It’s early days in the investigation but apparently a score or more of young Britons planned to bring down numerous U.S. -bound passenger airliners.
We’ve been reminded yet again that diligent police work is at the heart of any effective “war on terror.” One international component of that involves the closest cooperation with sympathetic democratic nations; another means we have to do business with governments and security services that may contain elements that are hostile to our nation and the West generally. But if Saudi Arabia and Pakistan are seen as essential to the war against extremism, why are the lines of communication to some other countries so poor?
Even though Iran is Hezbollah’s main financial backer, the five-week war with Israel might not have happened if America had a marginally better relationship with Syria.
Another crucial element in any war against terrorism is the battle for hearts and minds. Invading countries in “preventive” actions doesn’t help a whole lot in that regard.
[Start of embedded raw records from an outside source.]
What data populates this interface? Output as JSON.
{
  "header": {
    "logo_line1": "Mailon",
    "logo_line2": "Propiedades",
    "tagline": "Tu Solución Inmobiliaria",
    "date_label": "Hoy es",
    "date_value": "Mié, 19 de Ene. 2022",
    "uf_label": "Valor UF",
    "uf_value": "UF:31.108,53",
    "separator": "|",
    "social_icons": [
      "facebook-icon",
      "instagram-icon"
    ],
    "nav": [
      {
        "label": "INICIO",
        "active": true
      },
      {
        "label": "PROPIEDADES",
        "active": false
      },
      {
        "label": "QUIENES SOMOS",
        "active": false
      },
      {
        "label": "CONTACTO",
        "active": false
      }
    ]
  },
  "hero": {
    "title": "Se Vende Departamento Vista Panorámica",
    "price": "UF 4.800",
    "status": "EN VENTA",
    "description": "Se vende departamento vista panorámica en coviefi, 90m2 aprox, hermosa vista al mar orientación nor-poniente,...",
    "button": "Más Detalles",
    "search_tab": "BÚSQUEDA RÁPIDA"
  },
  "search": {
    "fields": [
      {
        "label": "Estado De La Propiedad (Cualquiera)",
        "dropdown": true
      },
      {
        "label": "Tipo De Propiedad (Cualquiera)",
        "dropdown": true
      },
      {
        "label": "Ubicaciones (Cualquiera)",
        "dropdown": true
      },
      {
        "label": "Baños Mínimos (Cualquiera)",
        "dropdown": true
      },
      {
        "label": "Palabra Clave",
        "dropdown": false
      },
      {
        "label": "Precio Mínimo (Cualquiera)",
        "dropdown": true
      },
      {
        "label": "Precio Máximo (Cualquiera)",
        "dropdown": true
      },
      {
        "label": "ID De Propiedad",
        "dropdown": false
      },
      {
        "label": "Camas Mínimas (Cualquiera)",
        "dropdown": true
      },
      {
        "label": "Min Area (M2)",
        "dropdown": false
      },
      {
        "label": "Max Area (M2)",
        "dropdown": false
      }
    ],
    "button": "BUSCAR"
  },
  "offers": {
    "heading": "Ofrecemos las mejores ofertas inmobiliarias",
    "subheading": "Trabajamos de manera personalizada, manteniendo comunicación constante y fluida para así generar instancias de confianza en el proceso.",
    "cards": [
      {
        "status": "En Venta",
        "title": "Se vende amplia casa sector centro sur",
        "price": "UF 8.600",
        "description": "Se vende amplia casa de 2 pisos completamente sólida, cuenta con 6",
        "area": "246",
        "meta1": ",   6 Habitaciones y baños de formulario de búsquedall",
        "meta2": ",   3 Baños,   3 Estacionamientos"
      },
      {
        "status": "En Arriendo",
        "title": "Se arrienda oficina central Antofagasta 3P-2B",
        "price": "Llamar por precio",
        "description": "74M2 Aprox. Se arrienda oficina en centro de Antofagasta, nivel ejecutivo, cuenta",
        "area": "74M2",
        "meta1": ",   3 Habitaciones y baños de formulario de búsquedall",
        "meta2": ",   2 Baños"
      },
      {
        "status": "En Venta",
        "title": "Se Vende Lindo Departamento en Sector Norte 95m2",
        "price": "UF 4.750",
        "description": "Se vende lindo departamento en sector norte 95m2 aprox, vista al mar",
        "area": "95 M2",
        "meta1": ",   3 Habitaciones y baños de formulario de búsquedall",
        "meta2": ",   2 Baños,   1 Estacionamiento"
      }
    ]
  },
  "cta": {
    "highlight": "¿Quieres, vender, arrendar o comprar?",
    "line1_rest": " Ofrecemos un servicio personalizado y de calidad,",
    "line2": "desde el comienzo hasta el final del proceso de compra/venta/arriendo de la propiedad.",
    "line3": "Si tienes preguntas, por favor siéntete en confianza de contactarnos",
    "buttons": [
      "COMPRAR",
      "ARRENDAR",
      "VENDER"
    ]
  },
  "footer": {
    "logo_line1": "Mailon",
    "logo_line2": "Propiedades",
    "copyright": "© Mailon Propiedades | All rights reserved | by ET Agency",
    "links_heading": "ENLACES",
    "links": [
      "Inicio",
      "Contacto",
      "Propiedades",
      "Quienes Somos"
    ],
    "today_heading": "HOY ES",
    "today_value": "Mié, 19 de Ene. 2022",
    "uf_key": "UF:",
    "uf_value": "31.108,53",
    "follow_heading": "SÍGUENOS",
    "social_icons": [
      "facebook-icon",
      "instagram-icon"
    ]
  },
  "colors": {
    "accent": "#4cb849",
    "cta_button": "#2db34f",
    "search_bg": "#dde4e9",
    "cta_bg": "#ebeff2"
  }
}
Nor does torture, which has always been one of the great recruiting sergeants for extremism.
This doesn’t mean that we’ll ever allow our foreign policy to be dictated by the terrorists who, fueled by a fanatical ideology, have killed thousands and would kill millions if they had the chance.
No, on the contrary, it means we must work ever harder to counter radical Islamism (not to be confused with Islam, the religion of millions of our fellow Americans) and the allure that its murderous and backward ideas might have for a few young people in free, open societies such as ours.